Local officials offer a different interpretation.
“You can point to the year 2000, but that was a big anomaly” in San Francisco employment patterns, fueled by the dot-com boom, said Ted Egan, the city’s chief economist.
A better yardstick, Egan said, is the past 30 years of generally stagnant local job growth. But he said, “the minimum wage only affects 3 to 4 percent of jobs in the city, and the industry most affected has had the most job growth.”
Job loss, he added, “has relatively little to do with the minimum wage,” paid sick leave or city-mandated health care contributions, which all benefit the same group of low-wage workers.
Reich, too, argued that raw job totals do not tell the whole story of the minimum wage’s economic effects.
“Jobs in San Francisco fell after the dot-com bust in 2000, well before the minimum wage went into effect,” Reich wrote in an email response to business leaders’ critiques. “Employment also fell in San Francisco and in other Bay Area counties during the Great Recession. Overall, employment fluctuates mainly because of these national trends, which have to be held constant in understanding the effect of the minimum wage alone.”
On the contrary, he noted, data show that despite its higher minimum wage, San Francisco has seen faster employment growth than surrounding counties since the law took effect in 2004.
Minimum wage perks
While bolstering individuals’ pocketbooks, a higher minimum wage also encourages workers to keep and perform better at their jobs, researchers say.
Raising the wage tends to decrease job flight and turnover, according to Reich, helping to increase productivity and reduce vacancies. “When you retain workers, productivity increases.”
Reich also cited broader economic and fiscal benefits of a higher wage: less reliance on food stamps, Medicaid and other public benefits. When wages are low, employers such as Wal-Mart and Burger King get a de-facto subsidy when workers have to use Medicaid.
Conversely, boosting the minimum wage leads to a “multiplier effect,” meaning that poor people have more money to spend, which fuels job creation in the businesses they frequent, said Douglas Hall, director of the Economic Analysis and Research Network at the Economic Policy Institute.
According to Hall’s research, California’s roughly two million minimum wage workers would see an added $1.5 billion increase in wages under President Obama’s proposed increase to $9 per hour — a rise in the state gross domestic product of $996 million. “Employers base hiring on demand, and demand goes up where wages go up,” Hall said.
The San Francisco Chamber’s Lazarus acknowledged that a higher minimum wage does produce some benefit: “The trade-off is that employees are better paid. Do you have a better workforce? Probably yes. But higher costs.”

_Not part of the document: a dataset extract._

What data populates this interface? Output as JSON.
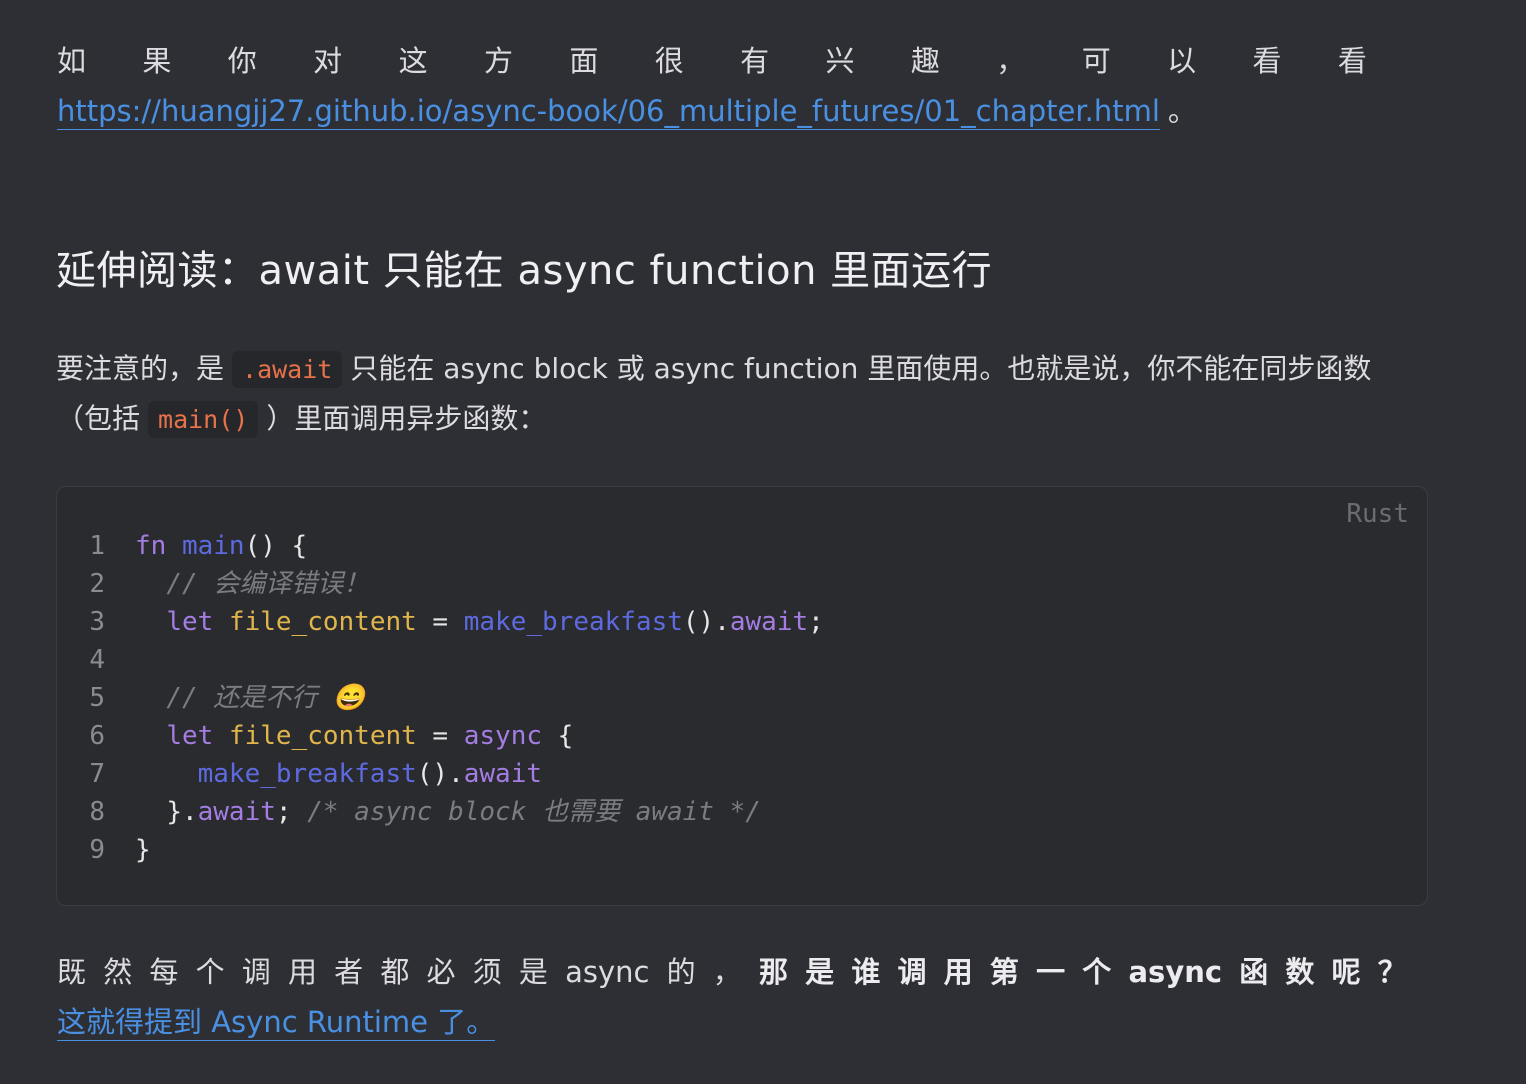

CORRECTION 5/4/13: A previous version of this story misstated the federal minimum wage, which is $7.25 per hour.
This story was part of a special report on the minimum wage that appears in the Spring 2013 print edition of the San Francisco Public Press. Copies of the newspaper can be purchased here. For more stories from this project see sfpublicpress.org/minimumwage.
Economist Say City Minimum Wage Means Big Boost for Working Class
SEE ALSO: Listen to discussion of S.F.'s minimum wage enforcement on KALW Radio’s “Your Call” Friday Media Roundtable.
About the Author
Christopher D. Cook is an author and award-winning investigative journalist who has written for the Los Angeles Times, Harper’s, The Economist, Mother Jones, The Christian Science Monitor, and other national publications. He is the author of the 2004 book “Diet for a Dead Planet: Big Business and the Coming Food Crisis” (New Press), and is a former city editor for the San Francisco Bay Guardian. He has also worked as a reporter for The Oakland Tribune and United Press International. His Web site is www.christopherdcook.com.